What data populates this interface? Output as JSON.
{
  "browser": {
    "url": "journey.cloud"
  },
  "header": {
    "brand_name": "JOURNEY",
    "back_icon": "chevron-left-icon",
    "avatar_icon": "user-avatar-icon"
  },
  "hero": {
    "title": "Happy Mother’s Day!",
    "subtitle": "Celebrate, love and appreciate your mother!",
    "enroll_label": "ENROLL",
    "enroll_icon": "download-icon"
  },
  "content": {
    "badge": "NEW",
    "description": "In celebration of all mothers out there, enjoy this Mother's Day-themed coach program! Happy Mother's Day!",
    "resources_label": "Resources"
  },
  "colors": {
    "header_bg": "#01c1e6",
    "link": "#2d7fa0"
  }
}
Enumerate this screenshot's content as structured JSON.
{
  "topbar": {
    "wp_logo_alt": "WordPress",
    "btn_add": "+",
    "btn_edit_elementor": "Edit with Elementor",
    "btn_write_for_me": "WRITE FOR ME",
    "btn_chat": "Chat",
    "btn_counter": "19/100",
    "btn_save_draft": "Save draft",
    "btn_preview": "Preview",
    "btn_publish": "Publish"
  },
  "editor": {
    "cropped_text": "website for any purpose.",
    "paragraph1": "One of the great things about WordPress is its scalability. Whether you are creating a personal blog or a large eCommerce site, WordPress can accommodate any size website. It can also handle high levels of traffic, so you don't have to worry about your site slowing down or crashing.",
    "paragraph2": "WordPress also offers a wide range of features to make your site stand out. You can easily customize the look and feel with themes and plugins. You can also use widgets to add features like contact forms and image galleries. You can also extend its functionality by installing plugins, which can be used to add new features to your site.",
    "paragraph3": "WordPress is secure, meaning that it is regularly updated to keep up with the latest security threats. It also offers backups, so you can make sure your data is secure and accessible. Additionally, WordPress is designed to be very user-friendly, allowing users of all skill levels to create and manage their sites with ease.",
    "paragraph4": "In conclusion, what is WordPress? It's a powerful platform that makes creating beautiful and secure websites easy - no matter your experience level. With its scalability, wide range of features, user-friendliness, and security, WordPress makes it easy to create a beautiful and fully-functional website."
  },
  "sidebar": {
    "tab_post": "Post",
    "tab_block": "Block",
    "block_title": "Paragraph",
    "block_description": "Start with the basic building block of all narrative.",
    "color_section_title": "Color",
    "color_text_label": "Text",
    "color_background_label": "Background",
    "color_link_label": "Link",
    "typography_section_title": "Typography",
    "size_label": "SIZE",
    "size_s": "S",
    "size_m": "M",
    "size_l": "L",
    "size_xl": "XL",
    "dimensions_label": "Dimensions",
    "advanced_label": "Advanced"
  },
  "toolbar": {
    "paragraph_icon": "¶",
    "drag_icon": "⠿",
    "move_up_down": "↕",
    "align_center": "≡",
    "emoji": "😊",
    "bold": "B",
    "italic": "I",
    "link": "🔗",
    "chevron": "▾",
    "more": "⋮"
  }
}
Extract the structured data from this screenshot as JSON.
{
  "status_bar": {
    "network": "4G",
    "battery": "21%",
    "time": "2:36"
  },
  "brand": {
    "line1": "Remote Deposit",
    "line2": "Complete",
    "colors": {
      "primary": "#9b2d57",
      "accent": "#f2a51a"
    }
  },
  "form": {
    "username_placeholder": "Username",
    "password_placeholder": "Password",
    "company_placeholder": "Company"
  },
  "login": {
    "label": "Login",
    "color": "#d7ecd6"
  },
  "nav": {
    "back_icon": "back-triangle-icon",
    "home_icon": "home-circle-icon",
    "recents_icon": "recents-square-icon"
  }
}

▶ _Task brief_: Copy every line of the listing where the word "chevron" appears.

▶ _Result_:
    "back_icon": "chevron-left-icon",
    "chevron": "▾",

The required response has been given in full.